The thing is, the examiner is not really asking “what are you good at?” If he were, you could well answer “I am good at eating – I do it thrice a day without any particular effort” or “I am amazing at breathing, I do it all the time!”. What the examiner really means is, “what are you better at than most of your competitors?”
Accordingly, you need to introspect and figure out what strength you have that you can defend with examples from your life (preferably genuine ones). If you want to claim that you are good at managing people, you will have to provide anecdotal proof of the same. If you state that you can handle pressure, you would need to show examples of how you have faced a pressure situation and overcome it. And you will also have to think about the repercussions of your answer – for example if, wishing to demonstrate the quality of hard work, you explain how you worked harder than anyone else for your CAT, the examiner might well foil this by saying “So how come you didn’t score higher than the others then? Are you more stupid than them?”
A weakness is an even more fraught question. I notice that many people try to present a strength masquerading as a weakness.
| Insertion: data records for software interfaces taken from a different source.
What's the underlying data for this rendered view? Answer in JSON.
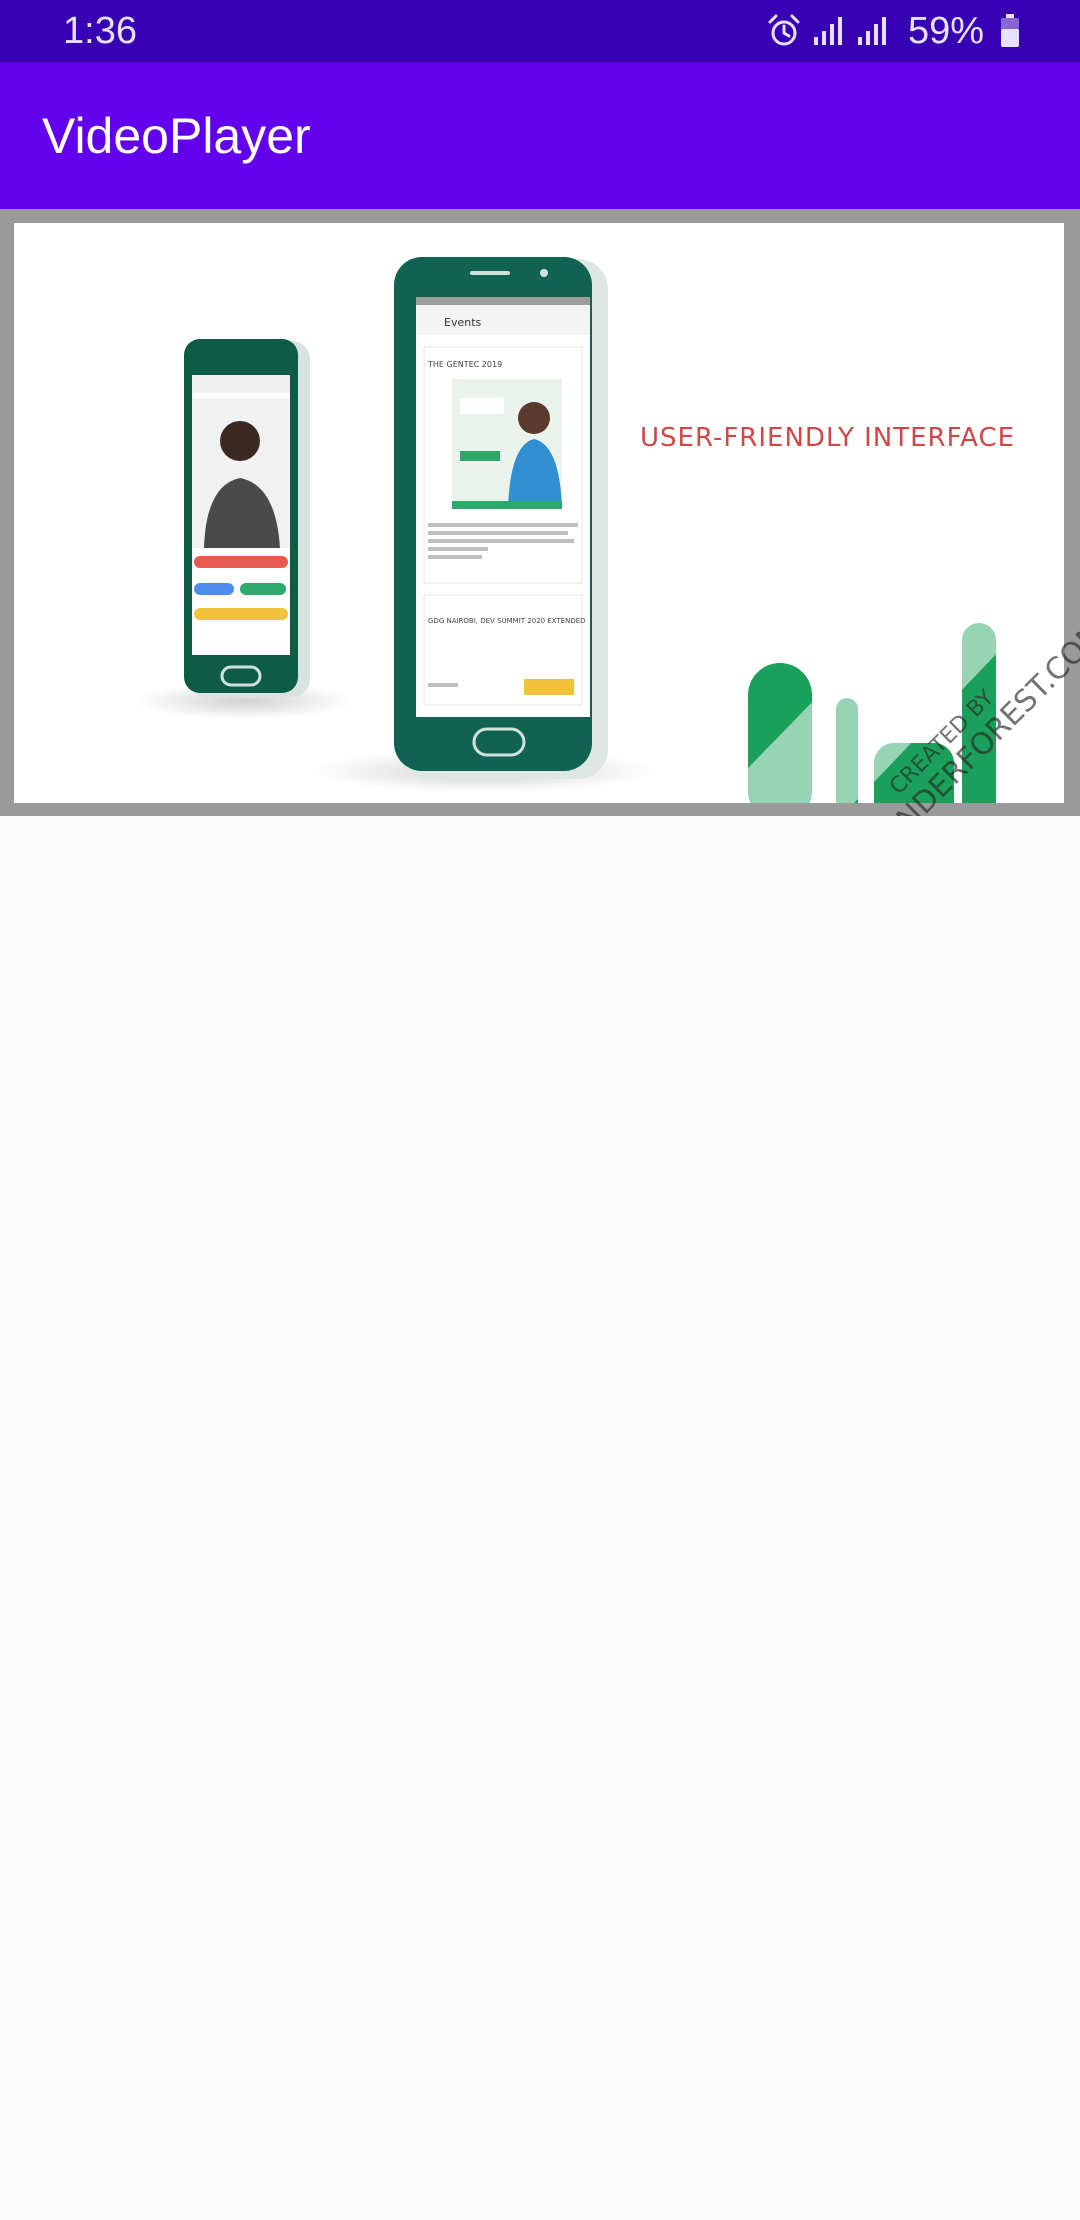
{
  "status_bar": {
    "time": "1:36",
    "battery_percent": "59%",
    "icons": [
      "alarm-icon",
      "signal-icon",
      "signal-icon",
      "battery-icon"
    ]
  },
  "app_bar": {
    "title": "VideoPlayer"
  },
  "video": {
    "headline": "USER-FRIENDLY INTERFACE",
    "watermark_line1": "CREATED BY",
    "watermark_line2": "RENDERFOREST.COM",
    "phone_screen_title": "Events",
    "phone_event_1": "THE GENTEC 2019",
    "phone_event_2": "GDG NAIROBI, DEV SUMMIT 2020 EXTENDED"
  },
  "colors": {
    "status_bar": "#3700b3",
    "app_bar": "#6200ee",
    "background": "#fafafa",
    "phone_green": "#0e5c46",
    "chart_green": "#1aa05a",
    "headline_red": "#cf4747"
  }
}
As an interviewer, when a candidate comes up to me and says “My weakness is that I am a perfectionist” I frankly feel like doing a facepalm. Being a perfectionist is not a weakness, folks. If it makes you behave in an unacceptable way towards your colleagues, then that behaviour could be a weakness, yes (Virat Kohli, I’m looking at you here).
So why is the examiner asking for a weakness? Why shouldn’t you just reply “Sir, I have no weakness!”? The problem is that in the (justified) opinion of the typical interviewer, everyone has weaknesses. So if you claim not to have any, the only conclusion that would be drawn is that you have no self-analysis skills. So you would definitely be expected to identify some reasonably genuine weakness. The next logical question is, what is the point of identifying a weakness? To improve it, of course!
And hence, when choosing a weakness to present, you need to preferably identify a weakness about which you can present anecdotal evidence about (a) how it has cost you in the past and (b) what you are doing to improve yourself in that area. Whether you choose to claim to be short-tempered, prone to procrastination, or unable to stay focussed doesn’t matter – the key is how you choose to elaborate on your choice.
To sum up, both in strengths and weaknesses you need to identify something where you can give examples from your past to illustrate the point you are trying to make; you need to find a way to make your answer relevant and memorable, while at the same time being consistent with the overall picture of yourself you are trying to present.